Aim of the task: Your task is to retype all of the records below with complete accuracy.

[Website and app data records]
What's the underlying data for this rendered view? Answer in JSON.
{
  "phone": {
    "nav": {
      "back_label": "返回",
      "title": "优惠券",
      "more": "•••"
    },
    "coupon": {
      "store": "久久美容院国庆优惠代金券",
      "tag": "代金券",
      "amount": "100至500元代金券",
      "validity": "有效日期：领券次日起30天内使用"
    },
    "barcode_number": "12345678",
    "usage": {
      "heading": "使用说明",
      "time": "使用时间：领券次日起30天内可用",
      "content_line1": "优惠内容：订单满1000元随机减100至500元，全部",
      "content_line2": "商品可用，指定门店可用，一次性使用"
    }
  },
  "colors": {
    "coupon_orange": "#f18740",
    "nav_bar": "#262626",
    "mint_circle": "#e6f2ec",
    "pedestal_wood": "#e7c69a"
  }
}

Response box:
What's the underlying data for this rendered view? Answer in JSON.
{
  "phone": {
    "nav": {
      "back_label": "返回",
      "title": "优惠券",
      "more": "•••"
    },
    "coupon": {
      "store": "久久美容院国庆优惠代金券",
      "tag": "代金券",
      "amount": "100至500元代金券",
      "validity": "有效日期：领券次日起30天内使用"
    },
    "barcode_number": "12345678",
    "usage": {
      "heading": "使用说明",
      "time": "使用时间：领券次日起30天内可用",
      "content_line1": "优惠内容：订单满1000元随机减100至500元，全部",
      "content_line2": "商品可用，指定门店可用，一次性使用"
    }
  },
  "colors": {
    "coupon_orange": "#f18740",
    "nav_bar": "#262626",
    "mint_circle": "#e6f2ec",
    "pedestal_wood": "#e7c69a"
  }
}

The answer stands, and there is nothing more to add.